This wood stops just short of Little Haven and above the little town the path affords a great view to the far side of St Brides Bay, some 5 miles ahead, before dropping down to the water.
Not having breakfasted and having walked around 5 miles I was ready to stop for a while but my first choice of café was so busy and so understaffed that I gave up after 10 minutes of sitting at my roadside table and took and paid for an orange juice from the chiller cabinet and felt a little cheated and hungry. I missed the steep road out of Little Haven and took instead the even steeper one that meant that I walked two sides of a triangle and was again ready for a sit when I dropped down to the beach at Broad Haven. I did better at a café where a piece of walnut cake and a coffee were my breakfast.
On the far side of Broad Haven’s sandy beach the path climbs steeply up to the cliff tops once more and levelled off for a while before turning inland briefly to take a minor road. I had identified on my map that my destination was just off this road and then below me I saw The Druidstone Hotel and its outbuildings as close to the sea as any building has a right to be. It was only half past one but I had walked 9 miles and I suddenly felt utterly exhausted so I could have kissed the receptionist when he told me that my room was ready.
I was on the top floor in the main house in what is called Roof South. It was a large room with wood panelled walls and ceiling and rugs on the floorboards. Opposite the entrance was a balcony overlooking the sea and a chair. I loved it and felt I could have happily stayed a week.
The bathroom had a bath and I had a long slow soak before closing the curtains and the blinds and climbing into the smooth sheets of the double bed for a long snooze.
Around four, having slept deeply, I went down to the bar and ordered tea and scones which I had on a table outside. They were surprisingly poor with a falling apart crumbly texture and very thin jam and not very thick cream. Which was a shame but the tea was OK.
A path from the hotel goes steeply down to the beach so I wandered down to its pebbly shore, passing an eco dwelling (one could not describe it as a house) that was set into the hillside and had an oval glass façade.
The little beach only had 3 other occupants having a barbecue and I spent half an hour just sitting watching and listening to the waves rolling the pretty pebbles up and down the gentle slope. I also chose two little pebbles to bring home for my kitchen windowsill.
I was looking forward enormously to dinner – the restaurant is in The Good Food Guide – and was pleased that I had not been tucked into a corner of the pretty dining room but was seated opposite a family of 6 who provided more than enough interest during the course of my very enjoyable meal. Whilst the food was good, the table decoration was delightful.
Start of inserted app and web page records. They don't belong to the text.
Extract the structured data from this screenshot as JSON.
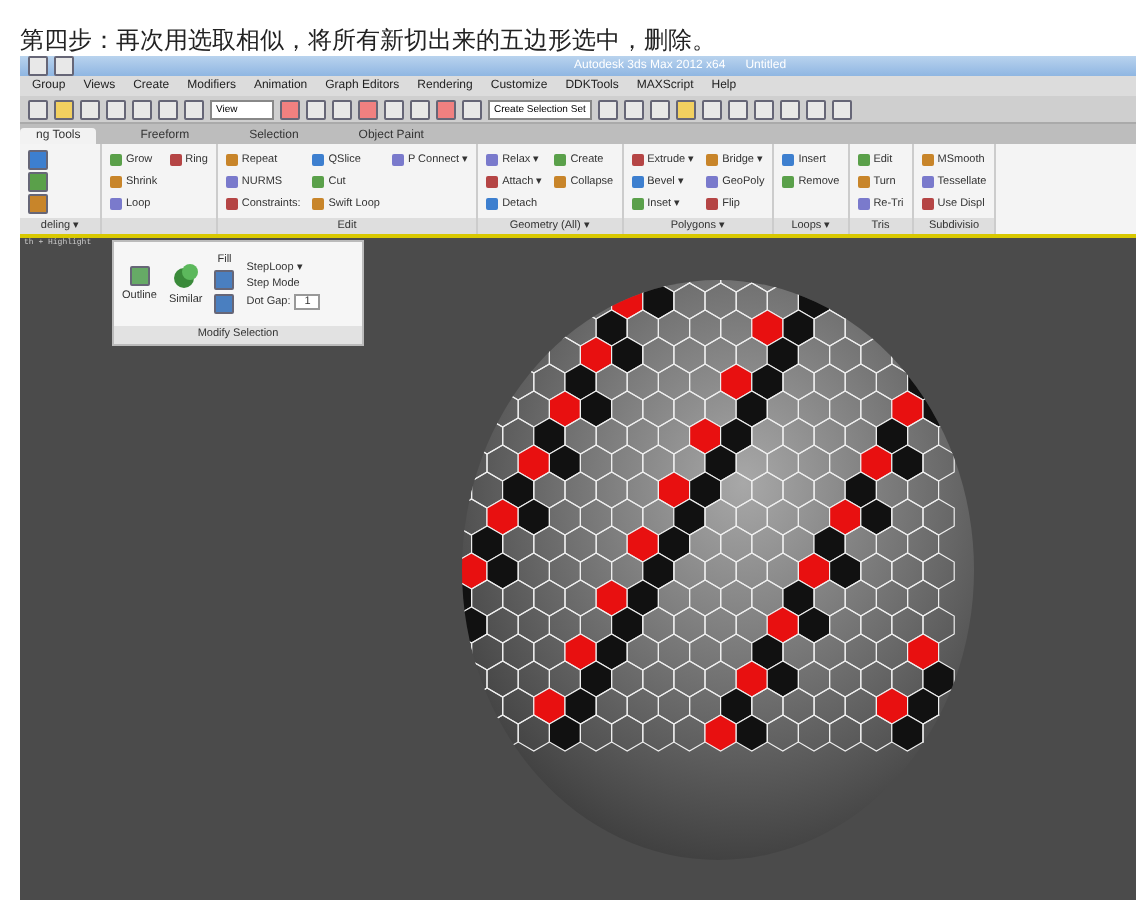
{
  "heading": "第四步：再次用选取相似，将所有新切出来的五边形选中，删除。",
  "window": {
    "title": "Autodesk 3ds Max  2012 x64",
    "document": "Untitled"
  },
  "menu": [
    "Group",
    "Views",
    "Create",
    "Modifiers",
    "Animation",
    "Graph Editors",
    "Rendering",
    "Customize",
    "DDKTools",
    "MAXScript",
    "Help"
  ],
  "toolbar": {
    "view_dropdown": "View",
    "selection_set": "Create Selection Set"
  },
  "ribbon_tabs": [
    {
      "label": "ng Tools",
      "selected": true
    },
    {
      "label": "Freeform",
      "selected": false
    },
    {
      "label": "Selection",
      "selected": false
    },
    {
      "label": "Object Paint",
      "selected": false
    }
  ],
  "ribbon_groups": [
    {
      "label": "deling ▾"
    },
    {
      "items": [
        {
          "label": "Grow"
        },
        {
          "label": "Shrink"
        },
        {
          "label": "Loop"
        },
        {
          "label": "Ring"
        }
      ]
    },
    {
      "label": "Edit",
      "items": [
        {
          "label": "Repeat"
        },
        {
          "label": "NURMS"
        },
        {
          "label": "Constraints:"
        },
        {
          "label": "QSlice"
        },
        {
          "label": "Cut"
        },
        {
          "label": "Swift Loop"
        },
        {
          "label": "P Connect ▾"
        }
      ]
    },
    {
      "label": "Geometry (All) ▾",
      "items": [
        {
          "label": "Relax ▾"
        },
        {
          "label": "Attach ▾"
        },
        {
          "label": "Detach"
        },
        {
          "label": "Create"
        },
        {
          "label": "Collapse"
        }
      ]
    },
    {
      "label": "Polygons ▾",
      "items": [
        {
          "label": "Extrude ▾"
        },
        {
          "label": "Bevel ▾"
        },
        {
          "label": "Inset ▾"
        },
        {
          "label": "Bridge ▾"
        },
        {
          "label": "GeoPoly"
        },
        {
          "label": "Flip"
        }
      ]
    },
    {
      "label": "Loops ▾",
      "items": [
        {
          "label": "Insert"
        },
        {
          "label": "Remove"
        }
      ]
    },
    {
      "label": "Tris",
      "items": [
        {
          "label": "Edit"
        },
        {
          "label": "Turn"
        },
        {
          "label": "Re-Tri"
        }
      ]
    },
    {
      "label": "Subdivisio",
      "items": [
        {
          "label": "MSmooth"
        },
        {
          "label": "Tessellate"
        },
        {
          "label": "Use Displ"
        }
      ]
    }
  ],
  "viewport": {
    "label": "th + Highlight"
  },
  "popup": {
    "title": "Modify Selection",
    "outline": "Outline",
    "similar": "Similar",
    "fill": "Fill",
    "step_loop": "StepLoop ▾",
    "step_mode": "Step Mode",
    "dot_gap_label": "Dot Gap:",
    "dot_gap": "1"
  }
}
Everything, even the butter, had some plant either in or on it. Actually the dining room was far more than just pretty but I am not going to tell you more now- go and find out for yourself. Half way through the meal I picked up the news on my phone that our new Prince George had been safely delivered (though his name was not revealed at the time). I celebrated the birth by a third glass of wine, taken outside in the gently falling rain.